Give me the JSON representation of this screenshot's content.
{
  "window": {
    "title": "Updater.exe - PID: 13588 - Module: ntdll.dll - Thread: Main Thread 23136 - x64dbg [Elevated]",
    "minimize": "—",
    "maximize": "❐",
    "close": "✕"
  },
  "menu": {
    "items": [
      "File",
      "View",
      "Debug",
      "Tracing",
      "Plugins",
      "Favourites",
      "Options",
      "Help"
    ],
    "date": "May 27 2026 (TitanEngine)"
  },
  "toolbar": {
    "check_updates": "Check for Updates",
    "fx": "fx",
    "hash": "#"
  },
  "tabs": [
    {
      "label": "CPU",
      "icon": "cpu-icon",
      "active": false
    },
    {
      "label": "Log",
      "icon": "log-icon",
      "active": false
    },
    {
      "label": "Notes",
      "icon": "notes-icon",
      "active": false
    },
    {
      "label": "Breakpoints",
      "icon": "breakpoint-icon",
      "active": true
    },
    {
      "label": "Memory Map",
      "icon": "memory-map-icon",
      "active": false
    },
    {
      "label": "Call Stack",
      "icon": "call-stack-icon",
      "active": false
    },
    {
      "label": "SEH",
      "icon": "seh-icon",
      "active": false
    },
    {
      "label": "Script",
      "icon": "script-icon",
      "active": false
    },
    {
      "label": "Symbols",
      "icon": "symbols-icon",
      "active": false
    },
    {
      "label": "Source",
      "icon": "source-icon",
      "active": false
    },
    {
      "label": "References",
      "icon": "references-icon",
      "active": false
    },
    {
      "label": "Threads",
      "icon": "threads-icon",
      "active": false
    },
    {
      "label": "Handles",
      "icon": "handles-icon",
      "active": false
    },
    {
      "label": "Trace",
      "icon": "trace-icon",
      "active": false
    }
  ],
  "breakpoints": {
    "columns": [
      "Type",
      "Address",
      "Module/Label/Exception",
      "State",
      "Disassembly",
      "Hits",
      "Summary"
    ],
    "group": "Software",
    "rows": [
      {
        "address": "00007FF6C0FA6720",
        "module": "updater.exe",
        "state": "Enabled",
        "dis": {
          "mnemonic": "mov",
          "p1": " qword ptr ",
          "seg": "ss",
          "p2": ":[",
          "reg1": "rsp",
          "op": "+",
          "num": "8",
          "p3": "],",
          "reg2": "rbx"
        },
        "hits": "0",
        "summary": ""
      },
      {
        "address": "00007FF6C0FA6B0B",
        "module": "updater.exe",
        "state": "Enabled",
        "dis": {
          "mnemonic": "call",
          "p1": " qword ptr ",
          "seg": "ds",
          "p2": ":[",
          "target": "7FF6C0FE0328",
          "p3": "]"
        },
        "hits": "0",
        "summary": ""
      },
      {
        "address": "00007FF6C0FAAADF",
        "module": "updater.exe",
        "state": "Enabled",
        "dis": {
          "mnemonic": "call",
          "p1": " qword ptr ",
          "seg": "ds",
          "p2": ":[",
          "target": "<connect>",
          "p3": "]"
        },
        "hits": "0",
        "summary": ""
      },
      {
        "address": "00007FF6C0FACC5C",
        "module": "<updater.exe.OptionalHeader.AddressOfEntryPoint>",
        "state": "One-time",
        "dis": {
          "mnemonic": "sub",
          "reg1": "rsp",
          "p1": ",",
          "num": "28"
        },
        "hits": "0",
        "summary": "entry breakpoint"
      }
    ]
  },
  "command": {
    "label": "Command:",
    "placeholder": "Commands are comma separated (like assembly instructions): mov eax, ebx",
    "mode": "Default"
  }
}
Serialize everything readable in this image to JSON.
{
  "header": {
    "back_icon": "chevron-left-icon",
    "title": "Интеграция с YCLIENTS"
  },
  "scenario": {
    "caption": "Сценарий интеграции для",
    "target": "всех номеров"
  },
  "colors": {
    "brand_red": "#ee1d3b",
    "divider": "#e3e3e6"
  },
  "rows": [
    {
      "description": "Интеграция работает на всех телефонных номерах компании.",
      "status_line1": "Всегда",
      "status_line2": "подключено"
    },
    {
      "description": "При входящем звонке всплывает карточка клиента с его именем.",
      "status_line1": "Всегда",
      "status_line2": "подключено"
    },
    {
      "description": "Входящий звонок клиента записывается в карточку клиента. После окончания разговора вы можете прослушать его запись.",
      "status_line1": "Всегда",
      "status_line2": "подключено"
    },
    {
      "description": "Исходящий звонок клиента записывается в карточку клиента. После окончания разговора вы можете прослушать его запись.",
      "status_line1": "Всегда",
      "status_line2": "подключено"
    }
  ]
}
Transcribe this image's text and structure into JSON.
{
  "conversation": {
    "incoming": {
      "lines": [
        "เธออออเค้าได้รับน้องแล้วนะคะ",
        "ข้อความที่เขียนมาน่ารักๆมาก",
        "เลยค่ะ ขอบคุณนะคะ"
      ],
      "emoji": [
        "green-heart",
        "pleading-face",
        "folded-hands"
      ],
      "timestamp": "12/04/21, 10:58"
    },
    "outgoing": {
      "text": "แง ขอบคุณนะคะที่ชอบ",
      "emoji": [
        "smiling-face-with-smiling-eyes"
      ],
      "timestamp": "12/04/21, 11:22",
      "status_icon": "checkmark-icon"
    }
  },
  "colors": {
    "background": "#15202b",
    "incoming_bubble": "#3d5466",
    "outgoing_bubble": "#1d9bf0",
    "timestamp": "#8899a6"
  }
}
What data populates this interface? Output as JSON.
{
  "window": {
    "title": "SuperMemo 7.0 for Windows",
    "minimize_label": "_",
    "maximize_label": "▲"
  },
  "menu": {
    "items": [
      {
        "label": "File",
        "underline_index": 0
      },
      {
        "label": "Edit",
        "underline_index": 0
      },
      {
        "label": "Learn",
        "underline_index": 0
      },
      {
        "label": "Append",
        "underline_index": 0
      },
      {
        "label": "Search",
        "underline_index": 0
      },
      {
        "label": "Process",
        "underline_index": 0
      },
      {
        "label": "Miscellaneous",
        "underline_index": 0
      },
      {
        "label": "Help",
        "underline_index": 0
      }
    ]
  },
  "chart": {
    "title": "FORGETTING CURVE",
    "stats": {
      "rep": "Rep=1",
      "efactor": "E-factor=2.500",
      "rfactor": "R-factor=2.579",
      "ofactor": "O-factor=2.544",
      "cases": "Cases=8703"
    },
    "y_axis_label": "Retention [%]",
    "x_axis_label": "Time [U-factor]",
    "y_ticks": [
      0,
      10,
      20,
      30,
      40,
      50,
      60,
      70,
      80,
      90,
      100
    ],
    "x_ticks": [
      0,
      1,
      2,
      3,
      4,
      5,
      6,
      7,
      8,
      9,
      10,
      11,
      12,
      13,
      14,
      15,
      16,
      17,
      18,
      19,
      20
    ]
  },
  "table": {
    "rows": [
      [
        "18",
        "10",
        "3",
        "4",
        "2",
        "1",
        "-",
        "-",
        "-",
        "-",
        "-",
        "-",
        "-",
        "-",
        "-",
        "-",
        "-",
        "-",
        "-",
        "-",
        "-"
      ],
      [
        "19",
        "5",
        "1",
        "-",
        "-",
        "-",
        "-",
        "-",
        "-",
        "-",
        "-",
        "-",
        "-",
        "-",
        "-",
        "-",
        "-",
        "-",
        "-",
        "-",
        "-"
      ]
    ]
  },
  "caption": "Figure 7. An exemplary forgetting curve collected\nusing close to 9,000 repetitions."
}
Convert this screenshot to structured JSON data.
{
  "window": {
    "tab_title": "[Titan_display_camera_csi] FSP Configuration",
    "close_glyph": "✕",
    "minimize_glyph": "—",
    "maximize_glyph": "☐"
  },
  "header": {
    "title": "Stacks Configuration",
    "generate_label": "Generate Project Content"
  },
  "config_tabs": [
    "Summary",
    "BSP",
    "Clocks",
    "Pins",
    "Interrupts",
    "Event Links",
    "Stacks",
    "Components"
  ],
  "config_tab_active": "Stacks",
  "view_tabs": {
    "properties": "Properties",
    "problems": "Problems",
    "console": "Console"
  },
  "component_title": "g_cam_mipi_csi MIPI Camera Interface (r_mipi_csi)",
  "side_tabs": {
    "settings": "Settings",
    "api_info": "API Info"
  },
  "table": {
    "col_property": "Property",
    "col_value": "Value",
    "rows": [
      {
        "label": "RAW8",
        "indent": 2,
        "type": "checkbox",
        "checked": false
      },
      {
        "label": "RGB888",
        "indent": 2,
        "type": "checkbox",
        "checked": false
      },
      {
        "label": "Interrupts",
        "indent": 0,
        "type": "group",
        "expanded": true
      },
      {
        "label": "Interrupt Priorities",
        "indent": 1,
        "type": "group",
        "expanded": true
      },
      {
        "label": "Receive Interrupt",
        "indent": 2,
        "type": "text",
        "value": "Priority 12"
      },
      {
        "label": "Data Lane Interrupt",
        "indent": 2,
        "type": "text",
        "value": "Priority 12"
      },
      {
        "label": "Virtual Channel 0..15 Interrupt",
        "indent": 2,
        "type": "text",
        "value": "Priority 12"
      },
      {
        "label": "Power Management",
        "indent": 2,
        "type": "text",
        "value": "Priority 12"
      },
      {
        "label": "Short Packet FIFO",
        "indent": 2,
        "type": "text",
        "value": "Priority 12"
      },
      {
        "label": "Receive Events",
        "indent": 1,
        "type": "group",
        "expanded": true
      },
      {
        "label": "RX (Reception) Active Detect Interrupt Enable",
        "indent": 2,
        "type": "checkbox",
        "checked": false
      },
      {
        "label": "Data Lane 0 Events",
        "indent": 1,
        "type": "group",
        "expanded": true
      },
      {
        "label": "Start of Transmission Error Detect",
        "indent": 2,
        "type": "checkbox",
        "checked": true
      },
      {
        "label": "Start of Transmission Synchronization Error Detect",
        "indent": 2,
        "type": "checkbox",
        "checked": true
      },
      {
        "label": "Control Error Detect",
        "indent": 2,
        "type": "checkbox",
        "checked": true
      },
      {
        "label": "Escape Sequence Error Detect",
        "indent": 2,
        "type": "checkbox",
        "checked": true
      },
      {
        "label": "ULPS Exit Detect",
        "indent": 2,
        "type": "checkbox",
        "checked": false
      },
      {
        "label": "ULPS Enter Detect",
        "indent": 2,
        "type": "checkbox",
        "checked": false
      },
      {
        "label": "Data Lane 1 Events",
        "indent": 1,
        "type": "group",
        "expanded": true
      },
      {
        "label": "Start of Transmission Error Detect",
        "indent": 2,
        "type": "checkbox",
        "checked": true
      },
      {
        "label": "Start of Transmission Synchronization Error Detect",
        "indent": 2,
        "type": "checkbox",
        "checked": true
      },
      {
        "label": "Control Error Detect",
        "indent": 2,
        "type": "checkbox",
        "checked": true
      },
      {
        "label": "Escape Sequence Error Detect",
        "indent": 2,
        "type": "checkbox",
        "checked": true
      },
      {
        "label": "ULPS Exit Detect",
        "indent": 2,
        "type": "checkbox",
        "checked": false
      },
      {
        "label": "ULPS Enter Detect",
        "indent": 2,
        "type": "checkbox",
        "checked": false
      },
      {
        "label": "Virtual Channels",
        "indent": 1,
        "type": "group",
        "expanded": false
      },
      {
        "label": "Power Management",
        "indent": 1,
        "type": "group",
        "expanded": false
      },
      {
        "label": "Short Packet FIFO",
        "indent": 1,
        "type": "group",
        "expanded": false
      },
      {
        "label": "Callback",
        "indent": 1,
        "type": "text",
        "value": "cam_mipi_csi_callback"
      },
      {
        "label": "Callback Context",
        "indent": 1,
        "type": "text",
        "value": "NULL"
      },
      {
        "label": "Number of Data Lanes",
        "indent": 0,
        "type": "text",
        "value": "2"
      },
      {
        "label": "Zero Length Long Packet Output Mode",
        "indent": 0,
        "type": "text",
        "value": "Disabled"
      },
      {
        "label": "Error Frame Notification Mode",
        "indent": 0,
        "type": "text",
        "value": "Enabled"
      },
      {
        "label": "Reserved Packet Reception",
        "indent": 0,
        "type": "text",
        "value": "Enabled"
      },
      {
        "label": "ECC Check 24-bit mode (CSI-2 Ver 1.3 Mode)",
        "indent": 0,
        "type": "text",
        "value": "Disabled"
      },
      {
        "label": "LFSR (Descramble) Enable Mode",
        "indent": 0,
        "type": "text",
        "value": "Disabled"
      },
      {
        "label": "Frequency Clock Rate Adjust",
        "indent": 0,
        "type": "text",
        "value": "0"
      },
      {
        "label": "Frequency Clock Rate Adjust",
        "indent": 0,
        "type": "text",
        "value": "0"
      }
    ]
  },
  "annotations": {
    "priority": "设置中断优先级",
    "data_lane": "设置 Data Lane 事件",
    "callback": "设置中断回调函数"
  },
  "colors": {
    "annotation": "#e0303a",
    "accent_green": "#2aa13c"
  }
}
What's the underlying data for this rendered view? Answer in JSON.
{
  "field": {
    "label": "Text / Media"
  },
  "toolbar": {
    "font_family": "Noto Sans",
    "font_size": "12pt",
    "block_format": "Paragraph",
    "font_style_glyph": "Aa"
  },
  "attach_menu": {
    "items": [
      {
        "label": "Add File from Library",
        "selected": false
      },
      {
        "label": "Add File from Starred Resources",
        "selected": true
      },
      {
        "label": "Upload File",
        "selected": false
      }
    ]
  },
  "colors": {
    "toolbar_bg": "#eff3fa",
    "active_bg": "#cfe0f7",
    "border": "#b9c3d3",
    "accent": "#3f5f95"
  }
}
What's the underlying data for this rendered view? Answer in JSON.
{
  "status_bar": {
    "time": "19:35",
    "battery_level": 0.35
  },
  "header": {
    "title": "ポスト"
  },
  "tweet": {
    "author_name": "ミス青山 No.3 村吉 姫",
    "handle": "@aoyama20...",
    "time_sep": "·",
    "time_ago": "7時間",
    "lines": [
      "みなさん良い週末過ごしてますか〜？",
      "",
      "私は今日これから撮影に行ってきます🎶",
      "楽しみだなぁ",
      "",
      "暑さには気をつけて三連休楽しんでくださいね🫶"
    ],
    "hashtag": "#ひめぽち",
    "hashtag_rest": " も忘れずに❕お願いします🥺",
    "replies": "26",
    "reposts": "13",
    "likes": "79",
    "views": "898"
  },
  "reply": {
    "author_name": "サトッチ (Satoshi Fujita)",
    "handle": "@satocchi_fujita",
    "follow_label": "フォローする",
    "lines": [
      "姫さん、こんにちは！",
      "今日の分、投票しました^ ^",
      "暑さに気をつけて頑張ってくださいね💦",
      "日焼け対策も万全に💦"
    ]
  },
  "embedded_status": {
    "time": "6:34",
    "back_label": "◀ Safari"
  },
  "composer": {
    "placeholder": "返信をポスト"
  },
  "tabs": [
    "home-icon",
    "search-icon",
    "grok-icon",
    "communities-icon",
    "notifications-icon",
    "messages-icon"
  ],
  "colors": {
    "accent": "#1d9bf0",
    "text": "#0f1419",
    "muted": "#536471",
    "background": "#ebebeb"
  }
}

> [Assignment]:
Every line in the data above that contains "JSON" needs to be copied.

> [Written answer]:
Give me the JSON representation of this screenshot's content.
Serialize everything readable in this image to JSON.
Transcribe this image's text and structure into JSON.
What data populates this interface? Output as JSON.
Convert this screenshot to structured JSON data.
What's the underlying data for this rendered view? Answer in JSON.
What's the underlying data for this rendered view? Answer in JSON.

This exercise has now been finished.